The thrust of Stock’s orchestra was relatively intimate and in its gemuetlich string sound there was a lovely liquid tone with a real shine to it. In his fetching 1927 recording of Tchaikovsky’s Fifth you can almost drink the sound of those Michigan Avenue violins. And the generous but graceful, sometimes positively sinuous changes of tempo in that smooth-rolling performance work now as well as they did in what we’re forever being told was a more permissive time for undue license in such matters. Well, it was somewhat later that several conspicuously-placed and singularly literal-minded record reviewers tried to sow the seeds of guilt in their listeners who, left to their own listening, would not have become as partisan as politicians in favor of, say, Toscanini to the disadvantage of Bruno Walter, Furtwaengler, Mitropoulos, etcetc. But enough of such editorializing.

As Tchaikovsky in the opening movement of his Fifth Symphony reaches at bar 116 the ante-room, so to speak, of what will become at measure 154 an established “second key,” D major, and, a handful of bars later, an honest-to-goodness “lyric second theme,” he proceeds to season his score with a succession of tempo directions implicatory or definite, that’s to say molto espressivo, poco meno animato, stringendo, Tempo I, un pochettino più animato, and finally, at the great lyric tune, molto più tranquillo, molto cantabile ed espressivo.
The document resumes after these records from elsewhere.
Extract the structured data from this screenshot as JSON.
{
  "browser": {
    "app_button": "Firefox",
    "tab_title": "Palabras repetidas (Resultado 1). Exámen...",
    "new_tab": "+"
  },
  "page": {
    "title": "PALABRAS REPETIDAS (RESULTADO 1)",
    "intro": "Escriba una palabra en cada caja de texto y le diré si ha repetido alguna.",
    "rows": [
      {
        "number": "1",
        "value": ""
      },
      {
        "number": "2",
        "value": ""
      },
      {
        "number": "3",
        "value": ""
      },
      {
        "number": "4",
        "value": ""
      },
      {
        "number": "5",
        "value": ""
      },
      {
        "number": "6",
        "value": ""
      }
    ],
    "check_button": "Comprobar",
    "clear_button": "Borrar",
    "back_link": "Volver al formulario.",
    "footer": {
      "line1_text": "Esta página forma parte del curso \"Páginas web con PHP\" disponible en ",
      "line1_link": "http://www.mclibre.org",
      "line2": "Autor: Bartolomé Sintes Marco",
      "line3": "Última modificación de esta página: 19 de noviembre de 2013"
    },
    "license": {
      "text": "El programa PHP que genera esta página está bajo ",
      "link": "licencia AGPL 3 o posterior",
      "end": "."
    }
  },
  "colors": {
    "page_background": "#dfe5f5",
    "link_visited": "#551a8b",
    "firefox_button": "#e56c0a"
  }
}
All of which might be translated as “slow down some (for a legato crescendo in the strings), then a bit more (for repeated, possibly pleading notes in violins and cellos), then pick up speed again, animating even more (at the sort-of-fanfare bar 154), slowing significantly a little later for that lyric theme.

No conductor is the same in this little chapter with its multitude of directions leading to a multitude of choices, some of which could be negative reactions to so much prompting from a composer who is 1) thorough, or 2) too fastidious, depending on one’s point of view. Best is when the music, any particular measures thereof, simply SPEAKS to the conductor, leaving no alternative but to draw the tempo this way or that, and Stock puts himself on a most delightful limb by slowing considerably rather than accelerating when, not long after those pleading notes of the violins and cellos, his first horn — in exceeedingly Brahmsian mood at bars 140-43 – dawdles amazingly over one and then another DEEE, duhduhDUHH, DEEE,duhduhDUHH.

Stock, we know, was a versatile conductor; still, it’s something of a surprise to find him so echt-espagnol in a “live” 1940 performance of Rimsky-Korsakov’s celebrated Capriccio. A riotous clarinet early on, a suitably indolent view of the Variations movement, a sudden ascent of the Gypsy Song with skirt-rustling strings buzzing into action, then a mock despairing viola solo, why, it all adds up to a symphonic hoot for the ages. No less admirable is a 1941 recording of Forest Murmurs from Wagner’s Siegfried, a shimmering performance brimming with joy. As the opera historian Gustav Kobbé wrote, “the amorous quiver of the branches quickens Siegfried’s half-defined aspirations.” No one has caught this quiver-and-quickening better than Stock.

Other credits: a fluid, frictionless Also Sprach Zarathustra of Strauss from 1940 that seems to play itself; a Bach Second Suite dated 1927 that licks its sonic chops in a warm introduction, proceeding to a darting, near-manic bourrée and a pomposo polonaise; and a Schubert C major Symphony (1940, I believe) with a breezily pastoral opening movement claiming such interesting detail as a VERY pianissimo and more-legato-than-usual treatment of the trombones’ Big Scene late in the exposition. Also note the exceptionally bright and insistent repeated notes of the trumpets: you can’t miss these luminous triplets at bar 289.

And then there’s Stock’s problem-child Mozart G minor Symphony (about 1930) in which the tempo-shifts in the first movement are a bit much for the music’s natural line but how fascinating that amorous subtext of the second theme with its sexy Oh Well!, an earlierday voicing, so to speak, of George and Ira Gershwin’s But Not for Me. The dumped-suitor scenario is pursued by Stock, logically enough, in Mozart’s plaintive slow movement. Consolation comes in the lyric theme of the finale!

Now for an encore, April 1935 in Chicago’s Orchestra Hall . . .